Additional Exercises & FAQ

Something you can do in less than 10 minutes

Something as simple as one word can be a kind of guidepost, something that reminds you of which direction you want to travel. At the end of 2018 I wrote about intentions and what would make the year great, and your one word can be another way to express what you intend to do and be.

Now that your Circle is ending, take a few minutes to think about what your one word might be for the next 12 months. Then think of one thing you can do today, one small step, that would help you act on that intention.

My one word for 2019. What will yours be?

My one word for 2019. What will yours be?

Q: What do most people do after their Circle ends?

A surprising number join another Circle. I’ll often hear, “Now I get how WOL works! Next time, I will…”

After a break of a few months, they typically look for new people to start a Circle with, perhaps meeting by video the next time instead of in person, or vice versa. They also usually choose a different goal, since the experience in the first Circle helped them refine their sense of what they’d like to pursue, and they now understand how WOL might help them make progress.

Q: Is there anything else I can do?

A WOL Circle is the first of several practices under development, all of which relate to the mission of “Changing how we relate: to ourselves, to each other, and to the work we do.”

One of the practices in pilot now is WOL: Self-Care (aka WOL-SC). You can read more about it here, and free guides will be available in May of 2019.

The other practices under development are WOL: Purpose and WOL: Conversations. If you have an interest in any of these new practices, you can contact me at

Q: I saw the word “ikigai” multiple times in the Circle Guide. What is it?

I wrote about it in the final chapter of Working Out Loud titled “Finding your ikigai.” I also named my new company “Ikigai, LLC” and wrote about it why. Here’s an excerpt:

Blog: Announcing Ikigai, LLC

I first heard the word “ikigai” in a talk about the secrets of living a longer, healthier life. A team of researchers investigated communities around the world that had high concentrations of people one hundred years old or older. The talk was about nine factors that contributed to such longevity, including what people ate, how they exercised, and how they maintained their social connections. One of the locations was Okinawa, a string of islands at the southern tip of Japan, and one of the factors was a sense of purpose, which the Okinawans called their ikigai.

Listening to the talk made me wonder, 'What’s my ikigai?'”

I think I found it. It’s enabling people to access a better career and life and helping them feel good while they do it. 

“Better” will mean different things for different people. Some will become more effective, or make work more fulfilling inside their organization. Some will build a sense of communion with others towards a shared purpose, or start a new chapter in their lives. Some will feel more open, generous, and connected, and enjoy each day a bit more.

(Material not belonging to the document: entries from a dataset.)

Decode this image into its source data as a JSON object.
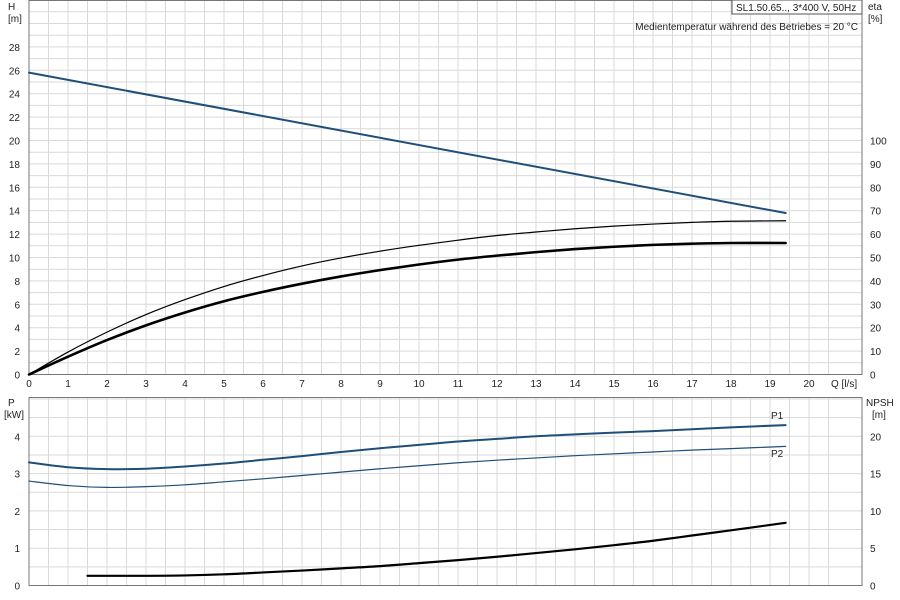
{
  "chart_data": [
    {
      "type": "line",
      "panel": "top",
      "title_box": "SL1.50.65.., 3*400 V, 50Hz",
      "subtitle": "Medientemperatur während des Betriebes = 20 °C",
      "ylabel_left": "H",
      "ylabel_left_unit": "[m]",
      "ylabel_right": "eta",
      "ylabel_right_unit": "[%]",
      "xlabel": "Q [l/s]",
      "xlim": [
        0,
        21
      ],
      "ylim": [
        0,
        30
      ],
      "ylim_right": [
        0,
        130
      ],
      "grid": true,
      "x_ticks": [
        "0",
        "1",
        "2",
        "3",
        "4",
        "5",
        "6",
        "7",
        "8",
        "9",
        "10",
        "11",
        "12",
        "13",
        "14",
        "15",
        "16",
        "17",
        "18",
        "19",
        "20"
      ],
      "y_ticks_left": [
        "0",
        "2",
        "4",
        "6",
        "8",
        "10",
        "12",
        "14",
        "16",
        "18",
        "20",
        "22",
        "24",
        "26",
        "28"
      ],
      "y_ticks_right": [
        "0",
        "10",
        "20",
        "30",
        "40",
        "50",
        "60",
        "70",
        "80",
        "90",
        "100"
      ],
      "series": [
        {
          "role": "head",
          "axis": "left",
          "color": "#1f4e79",
          "x": [
            0,
            19.4
          ],
          "y": [
            25.8,
            13.8
          ]
        },
        {
          "role": "efficiency-thin",
          "axis": "right",
          "color": "#000000",
          "x": [
            0,
            1,
            2,
            3,
            4,
            5,
            6,
            7,
            8,
            9,
            10,
            11,
            12,
            13,
            14,
            15,
            16,
            17,
            18,
            19.4
          ],
          "y": [
            0,
            9.6,
            18.1,
            25.6,
            32.0,
            37.6,
            42.3,
            46.4,
            49.8,
            52.7,
            55.2,
            57.4,
            59.4,
            60.9,
            62.3,
            63.4,
            64.3,
            65.0,
            65.5,
            65.7
          ]
        },
        {
          "role": "efficiency-thick",
          "axis": "right",
          "color": "#000000",
          "x": [
            0,
            1,
            2,
            3,
            4,
            5,
            6,
            7,
            8,
            9,
            10,
            11,
            12,
            13,
            14,
            15,
            16,
            17,
            18,
            19.4
          ],
          "y": [
            0,
            7.6,
            14.7,
            21.0,
            26.5,
            31.3,
            35.3,
            38.8,
            41.9,
            44.6,
            47.0,
            49.1,
            50.8,
            52.3,
            53.6,
            54.6,
            55.4,
            55.9,
            56.2,
            56.2
          ]
        }
      ]
    },
    {
      "type": "line",
      "panel": "bottom",
      "ylabel_left": "P",
      "ylabel_left_unit": "[kW]",
      "ylabel_right": "NPSH",
      "ylabel_right_unit": "[m]",
      "xlim": [
        0,
        21
      ],
      "ylim": [
        0,
        5
      ],
      "ylim_right": [
        0,
        25
      ],
      "grid": true,
      "y_ticks_left": [
        "0",
        "1",
        "2",
        "3",
        "4"
      ],
      "y_ticks_right": [
        "0",
        "5",
        "10",
        "15",
        "20"
      ],
      "series": [
        {
          "name": "P1",
          "axis": "left",
          "color": "#1f4e79",
          "x": [
            0,
            1,
            2,
            3,
            4,
            5,
            6,
            7,
            8,
            9,
            10,
            11,
            12,
            13,
            14,
            15,
            16,
            17,
            18,
            19.4
          ],
          "y": [
            3.3,
            3.17,
            3.12,
            3.13,
            3.19,
            3.27,
            3.37,
            3.47,
            3.58,
            3.68,
            3.77,
            3.86,
            3.93,
            4.0,
            4.05,
            4.1,
            4.14,
            4.19,
            4.24,
            4.3
          ]
        },
        {
          "name": "P2",
          "axis": "left",
          "color": "#1f4e79",
          "x": [
            0,
            1,
            2,
            3,
            4,
            5,
            6,
            7,
            8,
            9,
            10,
            11,
            12,
            13,
            14,
            15,
            16,
            17,
            18,
            19.4
          ],
          "y": [
            2.8,
            2.68,
            2.63,
            2.65,
            2.7,
            2.78,
            2.86,
            2.95,
            3.04,
            3.13,
            3.21,
            3.29,
            3.36,
            3.42,
            3.48,
            3.53,
            3.58,
            3.63,
            3.67,
            3.73
          ]
        },
        {
          "role": "npsh",
          "axis": "right",
          "color": "#000000",
          "x": [
            1.5,
            2,
            3,
            4,
            5,
            6,
            7,
            8,
            9,
            10,
            11,
            12,
            13,
            14,
            15,
            16,
            17,
            18,
            19.4
          ],
          "y": [
            1.3,
            1.3,
            1.3,
            1.35,
            1.5,
            1.75,
            2.0,
            2.3,
            2.6,
            3.0,
            3.4,
            3.85,
            4.35,
            4.85,
            5.4,
            6.0,
            6.7,
            7.4,
            8.4
          ]
        }
      ]
    }
  ]
}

My aspiration is that my one-person company and a community of practitioners around the world will inspire people to think “What’s my ikigai?” - and help them discover an answer.

Examples, Templates & Media

Spreading WOL Circles in Your Organization

To learn more about spreading or adapting WOL Circles, or how other organizations are integrating them into existing HR, Innovation, Diversity, and Digital Transformation programs, send an email to, or contact one of the certified WOL Coaches.

WOL @ Bosch

WOL @ Daimler

Common Use Cases in Companies

WOL Circles can be adapted for your existing programs: on-boarding, diversity, mentoring, innovation, talent development, leadership development & digital transformation. Below are short articles describing each one. There’s also a new WOL for Leaders Program, which relies on reverse mentors instead of Circles.